What he did: With Ohlund departing for Tampa, the blueline bedrock was clearly passed over to Mitchell. What he did was start the season off on a scoring tear, sent Toews into the atmosphere and by all accounts looked to be the calming force they needed, especially with the Schneider drama and Bieksa's injury. Then this. To the best of our knowledge, it's been about 17 or 18 weeks since Mitchell has been on the ice. After the playoffs, he called out Campbell and the NHL, something he'll no doubt be fined for.
For The Record: Mitchell lead the blueline in qualcomp and TOI in only 48 games played. Third in takeaways, fourth in blocked shots...starts to explain some of the problems we saw in the post season. You take away the concussion and there isn't a chance in hell Mitchell would be fourth in defense zone starts. He also added a career-high four goals.

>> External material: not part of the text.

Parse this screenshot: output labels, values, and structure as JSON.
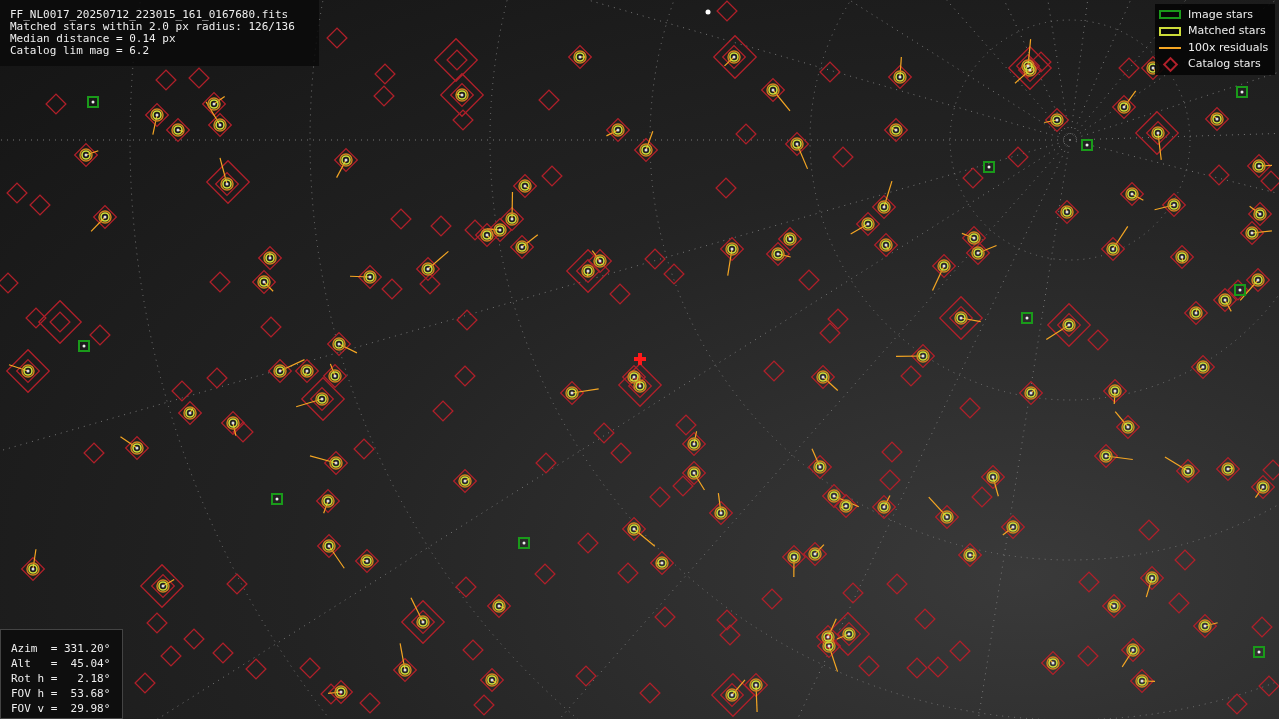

|2009 - Aaron Rome||49||0||4||4||-2||24||0||0||0||0||49||0.0|
What he did: Quietly, Rome was one of the better stories this season. He signed for nothing ($550,000) and injuries granted him 49 games played (the most he every played before that was 17 games two seasons ago with Columbus). With his increase in games came increased responsibility on the PK, especially as the season progressed and the top guys fell to various ailments. He added some toughness and some dependable coverage in front of Luongo.
For The Record: Surprisingly, Rome was fifth in SOG and tied for second in fights (both of which were higher than SOB for comparison). He saw stronger competition than Bieksa, SOB or Ehrhoff and his Corsi was decent considering how AV used him.
Aug 12, 1976
What he did: Not much. Arriving as part of the SJ salary dump for Heatley, Lukowich only played 13 games at the NHL level this season and spent the majority of it with the Texas Stars of the American Hockey League. Right before the Olympic break he had season-ending shoulder surgery and has been on the shelf since. He probably would have been more of a component had the team (a) not been close to the cap limit and (b) had a belief that Matty Schneider was worth their time.
For The Record: Only Oberg and Baumer played fewer games than Luko, however Luko ranked second in Qualcomp and in PFON/60 so he was responsible when needed, a trait few others on the squad shared with him unfortunately. And then there was this. Pretty, oh so pretty...
|2009 - Mathieu Schneider||25||2||7||9||5||16||1||0||0||0||37||5.4|
What he did: Fuck you.
For The Record: I hope Sean Zimmerman becomes the second coming of Bobby Orr and celebrates by sleeping with Schneider's wife.